* **EXERCISE DESCRIPTION**: Give back the records in their entirety, exactly.

* **DATA FOR THIS TASK**:
○ ○ ○ ○ ○ ○ ○

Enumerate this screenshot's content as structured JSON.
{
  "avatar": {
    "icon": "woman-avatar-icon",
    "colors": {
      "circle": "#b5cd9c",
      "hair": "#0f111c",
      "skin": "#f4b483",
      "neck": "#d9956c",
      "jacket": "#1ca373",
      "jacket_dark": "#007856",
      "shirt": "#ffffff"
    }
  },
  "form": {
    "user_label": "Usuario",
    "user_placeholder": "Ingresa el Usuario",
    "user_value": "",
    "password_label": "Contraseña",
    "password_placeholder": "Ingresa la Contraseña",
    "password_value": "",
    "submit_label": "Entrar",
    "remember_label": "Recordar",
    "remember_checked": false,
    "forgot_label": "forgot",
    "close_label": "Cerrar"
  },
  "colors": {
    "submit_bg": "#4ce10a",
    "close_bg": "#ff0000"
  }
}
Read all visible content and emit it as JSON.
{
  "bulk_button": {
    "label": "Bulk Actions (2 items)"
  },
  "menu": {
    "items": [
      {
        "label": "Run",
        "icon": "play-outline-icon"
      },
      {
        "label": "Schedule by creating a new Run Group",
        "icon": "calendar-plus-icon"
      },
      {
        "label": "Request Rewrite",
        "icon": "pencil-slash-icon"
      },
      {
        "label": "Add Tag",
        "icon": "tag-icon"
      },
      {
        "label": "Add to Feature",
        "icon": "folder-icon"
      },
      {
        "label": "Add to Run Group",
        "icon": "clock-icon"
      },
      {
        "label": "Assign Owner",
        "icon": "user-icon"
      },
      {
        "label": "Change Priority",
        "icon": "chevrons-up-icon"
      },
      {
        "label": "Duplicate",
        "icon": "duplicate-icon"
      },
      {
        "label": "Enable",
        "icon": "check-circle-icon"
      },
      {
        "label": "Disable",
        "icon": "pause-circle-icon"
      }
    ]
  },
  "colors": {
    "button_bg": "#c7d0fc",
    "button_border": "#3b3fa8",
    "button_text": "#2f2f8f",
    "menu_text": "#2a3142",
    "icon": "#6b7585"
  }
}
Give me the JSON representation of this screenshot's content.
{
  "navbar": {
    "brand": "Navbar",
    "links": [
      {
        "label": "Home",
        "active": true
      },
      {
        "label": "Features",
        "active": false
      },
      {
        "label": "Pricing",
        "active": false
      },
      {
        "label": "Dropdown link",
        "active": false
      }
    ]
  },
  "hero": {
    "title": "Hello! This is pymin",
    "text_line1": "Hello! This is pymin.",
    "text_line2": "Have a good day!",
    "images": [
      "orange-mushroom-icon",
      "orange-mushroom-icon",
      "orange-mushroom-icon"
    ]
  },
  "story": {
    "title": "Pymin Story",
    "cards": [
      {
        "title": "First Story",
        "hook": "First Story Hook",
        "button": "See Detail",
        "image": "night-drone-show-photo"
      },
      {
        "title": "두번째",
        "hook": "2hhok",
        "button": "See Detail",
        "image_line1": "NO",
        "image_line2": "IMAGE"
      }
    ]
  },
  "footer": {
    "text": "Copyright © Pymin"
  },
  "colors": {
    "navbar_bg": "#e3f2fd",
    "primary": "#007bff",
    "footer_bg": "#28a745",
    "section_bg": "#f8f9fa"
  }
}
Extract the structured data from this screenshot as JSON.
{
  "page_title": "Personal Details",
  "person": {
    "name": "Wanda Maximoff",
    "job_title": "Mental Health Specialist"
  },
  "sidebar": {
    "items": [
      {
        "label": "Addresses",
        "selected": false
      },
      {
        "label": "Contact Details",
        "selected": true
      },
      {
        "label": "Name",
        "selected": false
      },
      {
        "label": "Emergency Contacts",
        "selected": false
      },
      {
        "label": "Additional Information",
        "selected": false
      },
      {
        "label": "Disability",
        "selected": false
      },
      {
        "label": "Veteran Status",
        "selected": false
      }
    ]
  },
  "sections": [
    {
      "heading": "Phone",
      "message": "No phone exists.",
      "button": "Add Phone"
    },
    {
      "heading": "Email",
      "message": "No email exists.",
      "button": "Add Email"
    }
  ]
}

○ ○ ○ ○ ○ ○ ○

* **RESPONSE**:
Enumerate this screenshot's content as structured JSON.
{
  "avatar": {
    "icon": "woman-avatar-icon",
    "colors": {
      "circle": "#b5cd9c",
      "hair": "#0f111c",
      "skin": "#f4b483",
      "neck": "#d9956c",
      "jacket": "#1ca373",
      "jacket_dark": "#007856",
      "shirt": "#ffffff"
    }
  },
  "form": {
    "user_label": "Usuario",
    "user_placeholder": "Ingresa el Usuario",
    "user_value": "",
    "password_label": "Contraseña",
    "password_placeholder": "Ingresa la Contraseña",
    "password_value": "",
    "submit_label": "Entrar",
    "remember_label": "Recordar",
    "remember_checked": false,
    "forgot_label": "forgot",
    "close_label": "Cerrar"
  },
  "colors": {
    "submit_bg": "#4ce10a",
    "close_bg": "#ff0000"
  }
}
Read all visible content and emit it as JSON.
{
  "bulk_button": {
    "label": "Bulk Actions (2 items)"
  },
  "menu": {
    "items": [
      {
        "label": "Run",
        "icon": "play-outline-icon"
      },
      {
        "label": "Schedule by creating a new Run Group",
        "icon": "calendar-plus-icon"
      },
      {
        "label": "Request Rewrite",
        "icon": "pencil-slash-icon"
      },
      {
        "label": "Add Tag",
        "icon": "tag-icon"
      },
      {
        "label": "Add to Feature",
        "icon": "folder-icon"
      },
      {
        "label": "Add to Run Group",
        "icon": "clock-icon"
      },
      {
        "label": "Assign Owner",
        "icon": "user-icon"
      },
      {
        "label": "Change Priority",
        "icon": "chevrons-up-icon"
      },
      {
        "label": "Duplicate",
        "icon": "duplicate-icon"
      },
      {
        "label": "Enable",
        "icon": "check-circle-icon"
      },
      {
        "label": "Disable",
        "icon": "pause-circle-icon"
      }
    ]
  },
  "colors": {
    "button_bg": "#c7d0fc",
    "button_border": "#3b3fa8",
    "button_text": "#2f2f8f",
    "menu_text": "#2a3142",
    "icon": "#6b7585"
  }
}
Give me the JSON representation of this screenshot's content.
{
  "navbar": {
    "brand": "Navbar",
    "links": [
      {
        "label": "Home",
        "active": true
      },
      {
        "label": "Features",
        "active": false
      },
      {
        "label": "Pricing",
        "active": false
      },
      {
        "label": "Dropdown link",
        "active": false
      }
    ]
  },
  "hero": {
    "title": "Hello! This is pymin",
    "text_line1": "Hello! This is pymin.",
    "text_line2": "Have a good day!",
    "images": [
      "orange-mushroom-icon",
      "orange-mushroom-icon",
      "orange-mushroom-icon"
    ]
  },
  "story": {
    "title": "Pymin Story",
    "cards": [
      {
        "title": "First Story",
        "hook": "First Story Hook",
        "button": "See Detail",
        "image": "night-drone-show-photo"
      },
      {
        "title": "두번째",
        "hook": "2hhok",
        "button": "See Detail",
        "image_line1": "NO",
        "image_line2": "IMAGE"
      }
    ]
  },
  "footer": {
    "text": "Copyright © Pymin"
  },
  "colors": {
    "navbar_bg": "#e3f2fd",
    "primary": "#007bff",
    "footer_bg": "#28a745",
    "section_bg": "#f8f9fa"
  }
}
Extract the structured data from this screenshot as JSON.
{
  "page_title": "Personal Details",
  "person": {
    "name": "Wanda Maximoff",
    "job_title": "Mental Health Specialist"
  },
  "sidebar": {
    "items": [
      {
        "label": "Addresses",
        "selected": false
      },
      {
        "label": "Contact Details",
        "selected": true
      },
      {
        "label": "Name",
        "selected": false
      },
      {
        "label": "Emergency Contacts",
        "selected": false
      },
      {
        "label": "Additional Information",
        "selected": false
      },
      {
        "label": "Disability",
        "selected": false
      },
      {
        "label": "Veteran Status",
        "selected": false
      }
    ]
  },
  "sections": [
    {
      "heading": "Phone",
      "message": "No phone exists.",
      "button": "Add Phone"
    },
    {
      "heading": "Email",
      "message": "No email exists.",
      "button": "Add Email"
    }
  ]
}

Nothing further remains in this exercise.